◆ Data extracts
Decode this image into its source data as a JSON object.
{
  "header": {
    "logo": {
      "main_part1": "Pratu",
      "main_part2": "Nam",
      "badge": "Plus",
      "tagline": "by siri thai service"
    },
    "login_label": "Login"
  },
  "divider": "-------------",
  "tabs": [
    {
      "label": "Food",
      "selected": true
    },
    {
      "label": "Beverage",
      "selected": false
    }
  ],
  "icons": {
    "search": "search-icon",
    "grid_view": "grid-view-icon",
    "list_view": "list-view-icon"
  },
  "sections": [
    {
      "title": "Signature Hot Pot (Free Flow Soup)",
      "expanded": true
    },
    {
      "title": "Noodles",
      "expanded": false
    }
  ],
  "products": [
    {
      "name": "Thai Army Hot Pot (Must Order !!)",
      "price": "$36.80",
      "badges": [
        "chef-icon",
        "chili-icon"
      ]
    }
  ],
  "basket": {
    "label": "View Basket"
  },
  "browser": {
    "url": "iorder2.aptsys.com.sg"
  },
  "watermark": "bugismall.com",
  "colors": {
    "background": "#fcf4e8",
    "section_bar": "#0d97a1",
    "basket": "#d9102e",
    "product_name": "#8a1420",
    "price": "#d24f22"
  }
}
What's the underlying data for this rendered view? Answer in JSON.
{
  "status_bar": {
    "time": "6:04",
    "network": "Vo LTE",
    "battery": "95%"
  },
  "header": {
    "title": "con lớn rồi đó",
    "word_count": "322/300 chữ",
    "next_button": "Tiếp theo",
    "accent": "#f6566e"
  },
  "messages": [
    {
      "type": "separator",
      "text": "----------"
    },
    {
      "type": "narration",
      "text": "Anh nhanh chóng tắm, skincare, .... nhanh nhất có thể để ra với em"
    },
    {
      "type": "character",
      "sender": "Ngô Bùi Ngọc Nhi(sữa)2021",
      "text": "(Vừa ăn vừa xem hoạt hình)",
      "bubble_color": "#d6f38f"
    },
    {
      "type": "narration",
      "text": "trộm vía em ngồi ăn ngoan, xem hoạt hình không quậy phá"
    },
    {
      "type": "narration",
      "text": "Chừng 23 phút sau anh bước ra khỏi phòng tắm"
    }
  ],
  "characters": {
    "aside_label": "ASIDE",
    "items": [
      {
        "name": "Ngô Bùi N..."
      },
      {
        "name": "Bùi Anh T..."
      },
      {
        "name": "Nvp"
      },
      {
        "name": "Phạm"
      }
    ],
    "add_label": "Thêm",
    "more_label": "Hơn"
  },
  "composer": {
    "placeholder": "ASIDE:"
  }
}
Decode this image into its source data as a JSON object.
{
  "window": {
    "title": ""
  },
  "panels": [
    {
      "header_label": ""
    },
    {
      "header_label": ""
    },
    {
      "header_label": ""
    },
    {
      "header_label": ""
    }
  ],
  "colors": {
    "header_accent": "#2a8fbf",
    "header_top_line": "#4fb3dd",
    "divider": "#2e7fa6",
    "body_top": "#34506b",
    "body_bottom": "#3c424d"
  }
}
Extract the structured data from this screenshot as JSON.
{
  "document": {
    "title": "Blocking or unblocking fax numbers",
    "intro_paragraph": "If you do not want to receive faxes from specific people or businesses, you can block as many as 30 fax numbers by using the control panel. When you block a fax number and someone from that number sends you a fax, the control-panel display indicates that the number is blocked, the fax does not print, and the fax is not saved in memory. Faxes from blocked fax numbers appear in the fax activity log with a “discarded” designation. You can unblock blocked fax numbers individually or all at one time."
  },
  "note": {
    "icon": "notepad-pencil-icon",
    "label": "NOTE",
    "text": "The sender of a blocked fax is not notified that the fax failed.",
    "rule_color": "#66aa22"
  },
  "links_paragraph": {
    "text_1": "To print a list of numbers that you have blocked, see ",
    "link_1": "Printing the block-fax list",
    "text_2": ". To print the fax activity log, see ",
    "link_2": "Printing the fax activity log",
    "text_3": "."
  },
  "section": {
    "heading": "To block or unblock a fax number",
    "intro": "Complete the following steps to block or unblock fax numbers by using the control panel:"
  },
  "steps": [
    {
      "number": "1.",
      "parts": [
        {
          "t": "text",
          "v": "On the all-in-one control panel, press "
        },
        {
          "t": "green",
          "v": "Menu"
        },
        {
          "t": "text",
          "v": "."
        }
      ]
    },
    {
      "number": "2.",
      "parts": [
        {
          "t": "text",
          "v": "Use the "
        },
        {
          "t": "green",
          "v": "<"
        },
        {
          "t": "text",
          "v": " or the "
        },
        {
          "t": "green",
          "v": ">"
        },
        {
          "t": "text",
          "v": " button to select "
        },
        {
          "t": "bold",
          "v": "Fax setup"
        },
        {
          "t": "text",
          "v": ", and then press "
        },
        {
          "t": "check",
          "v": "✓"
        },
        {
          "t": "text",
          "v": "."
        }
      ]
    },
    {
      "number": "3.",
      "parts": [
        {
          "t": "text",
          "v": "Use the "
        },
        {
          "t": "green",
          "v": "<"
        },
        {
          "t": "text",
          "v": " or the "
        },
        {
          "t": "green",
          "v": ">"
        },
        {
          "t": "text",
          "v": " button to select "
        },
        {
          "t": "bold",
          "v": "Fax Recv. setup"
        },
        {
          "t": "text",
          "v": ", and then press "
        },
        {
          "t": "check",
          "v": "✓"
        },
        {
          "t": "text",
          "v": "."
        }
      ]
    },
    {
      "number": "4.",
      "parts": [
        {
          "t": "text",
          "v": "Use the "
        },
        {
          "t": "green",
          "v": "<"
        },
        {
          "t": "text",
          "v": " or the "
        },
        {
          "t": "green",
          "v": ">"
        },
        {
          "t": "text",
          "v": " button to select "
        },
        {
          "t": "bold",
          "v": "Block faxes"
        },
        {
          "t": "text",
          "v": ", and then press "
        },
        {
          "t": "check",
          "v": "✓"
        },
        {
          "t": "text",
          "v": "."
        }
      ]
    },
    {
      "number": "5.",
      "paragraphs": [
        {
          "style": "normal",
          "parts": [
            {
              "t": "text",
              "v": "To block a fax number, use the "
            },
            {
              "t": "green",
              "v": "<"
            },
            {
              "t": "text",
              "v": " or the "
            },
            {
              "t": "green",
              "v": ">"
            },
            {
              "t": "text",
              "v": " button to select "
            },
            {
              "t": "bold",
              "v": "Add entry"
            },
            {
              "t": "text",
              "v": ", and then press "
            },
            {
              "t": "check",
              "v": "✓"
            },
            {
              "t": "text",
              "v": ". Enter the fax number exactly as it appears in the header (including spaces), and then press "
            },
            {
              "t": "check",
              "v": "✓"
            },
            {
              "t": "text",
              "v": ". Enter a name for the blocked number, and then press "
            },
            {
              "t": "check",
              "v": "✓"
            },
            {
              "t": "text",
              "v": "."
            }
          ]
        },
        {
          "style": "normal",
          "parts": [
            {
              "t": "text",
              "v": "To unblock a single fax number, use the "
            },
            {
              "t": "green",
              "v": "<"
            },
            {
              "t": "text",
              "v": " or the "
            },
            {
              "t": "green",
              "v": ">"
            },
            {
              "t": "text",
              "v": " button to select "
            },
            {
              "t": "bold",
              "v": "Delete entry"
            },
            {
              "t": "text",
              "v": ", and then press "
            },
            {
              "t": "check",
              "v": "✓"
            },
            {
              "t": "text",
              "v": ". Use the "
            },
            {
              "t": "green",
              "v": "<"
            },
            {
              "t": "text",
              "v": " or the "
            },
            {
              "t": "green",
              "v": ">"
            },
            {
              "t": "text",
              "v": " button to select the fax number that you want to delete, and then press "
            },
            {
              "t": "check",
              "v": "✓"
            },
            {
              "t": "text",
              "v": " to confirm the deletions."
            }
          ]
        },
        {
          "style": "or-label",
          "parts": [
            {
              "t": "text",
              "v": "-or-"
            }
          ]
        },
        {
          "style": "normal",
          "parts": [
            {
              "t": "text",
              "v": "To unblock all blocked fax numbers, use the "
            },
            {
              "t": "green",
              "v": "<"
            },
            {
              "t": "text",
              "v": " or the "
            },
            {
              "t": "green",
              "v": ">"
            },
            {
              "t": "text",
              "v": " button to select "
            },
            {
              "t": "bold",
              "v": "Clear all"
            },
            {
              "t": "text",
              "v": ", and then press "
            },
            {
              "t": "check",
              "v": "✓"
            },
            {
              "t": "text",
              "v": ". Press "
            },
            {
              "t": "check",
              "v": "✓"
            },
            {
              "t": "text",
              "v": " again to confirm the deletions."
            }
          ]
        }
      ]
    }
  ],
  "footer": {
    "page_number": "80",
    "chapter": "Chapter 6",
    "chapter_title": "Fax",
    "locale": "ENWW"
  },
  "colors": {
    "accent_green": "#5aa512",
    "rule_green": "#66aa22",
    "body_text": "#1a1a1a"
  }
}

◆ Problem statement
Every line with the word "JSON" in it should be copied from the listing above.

◆ Answer to this exercise
Decode this image into its source data as a JSON object.
What's the underlying data for this rendered view? Answer in JSON.
Decode this image into its source data as a JSON object.
Extract the structured data from this screenshot as JSON.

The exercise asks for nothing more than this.